[Aim of the task]: Go through the material below, count the lines with the word "value", and reply with the count alone.

BEGIN Record set

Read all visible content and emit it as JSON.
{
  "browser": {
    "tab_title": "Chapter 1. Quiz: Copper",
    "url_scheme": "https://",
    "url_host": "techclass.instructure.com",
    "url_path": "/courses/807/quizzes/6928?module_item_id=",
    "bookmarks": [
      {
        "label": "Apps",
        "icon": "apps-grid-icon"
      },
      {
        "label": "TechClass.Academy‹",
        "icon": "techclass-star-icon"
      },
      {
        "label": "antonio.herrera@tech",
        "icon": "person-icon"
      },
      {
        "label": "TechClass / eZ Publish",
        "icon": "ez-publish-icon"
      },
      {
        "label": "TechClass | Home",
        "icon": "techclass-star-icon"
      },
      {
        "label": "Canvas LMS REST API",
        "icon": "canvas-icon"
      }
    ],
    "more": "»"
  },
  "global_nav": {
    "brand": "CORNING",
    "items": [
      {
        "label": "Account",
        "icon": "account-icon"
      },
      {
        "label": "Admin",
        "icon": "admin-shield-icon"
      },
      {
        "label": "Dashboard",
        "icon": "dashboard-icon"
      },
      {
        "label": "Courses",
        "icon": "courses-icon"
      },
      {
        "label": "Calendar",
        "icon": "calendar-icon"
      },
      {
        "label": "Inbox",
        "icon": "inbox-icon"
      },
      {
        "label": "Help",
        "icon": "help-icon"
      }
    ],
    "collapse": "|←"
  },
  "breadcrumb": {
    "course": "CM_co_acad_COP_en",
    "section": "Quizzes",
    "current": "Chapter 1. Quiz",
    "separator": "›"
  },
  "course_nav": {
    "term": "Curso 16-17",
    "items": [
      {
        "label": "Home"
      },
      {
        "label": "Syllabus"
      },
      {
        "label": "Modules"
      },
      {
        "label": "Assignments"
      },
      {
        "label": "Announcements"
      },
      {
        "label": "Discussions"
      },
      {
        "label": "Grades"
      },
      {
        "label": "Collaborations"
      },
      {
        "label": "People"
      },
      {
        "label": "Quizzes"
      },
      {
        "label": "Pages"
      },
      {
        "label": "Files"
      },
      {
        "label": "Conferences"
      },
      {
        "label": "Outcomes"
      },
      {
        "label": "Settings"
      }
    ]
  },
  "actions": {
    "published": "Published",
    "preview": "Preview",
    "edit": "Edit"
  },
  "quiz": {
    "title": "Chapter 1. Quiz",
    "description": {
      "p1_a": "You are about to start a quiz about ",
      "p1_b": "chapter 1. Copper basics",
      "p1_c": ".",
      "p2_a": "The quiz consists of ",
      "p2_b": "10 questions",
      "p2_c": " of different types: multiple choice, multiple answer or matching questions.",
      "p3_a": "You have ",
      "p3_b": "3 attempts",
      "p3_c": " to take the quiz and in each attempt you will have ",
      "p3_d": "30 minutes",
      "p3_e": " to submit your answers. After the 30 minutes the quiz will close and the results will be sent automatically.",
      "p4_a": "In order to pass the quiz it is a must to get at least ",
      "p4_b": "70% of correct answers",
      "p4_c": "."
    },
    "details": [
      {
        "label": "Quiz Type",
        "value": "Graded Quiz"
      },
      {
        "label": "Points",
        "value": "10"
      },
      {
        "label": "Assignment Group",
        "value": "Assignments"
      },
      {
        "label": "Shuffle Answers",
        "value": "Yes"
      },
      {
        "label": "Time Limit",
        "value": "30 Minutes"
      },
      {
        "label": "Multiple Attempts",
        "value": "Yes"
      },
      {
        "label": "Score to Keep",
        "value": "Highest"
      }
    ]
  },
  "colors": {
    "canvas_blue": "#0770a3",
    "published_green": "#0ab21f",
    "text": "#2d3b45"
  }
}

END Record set

[Response]: 7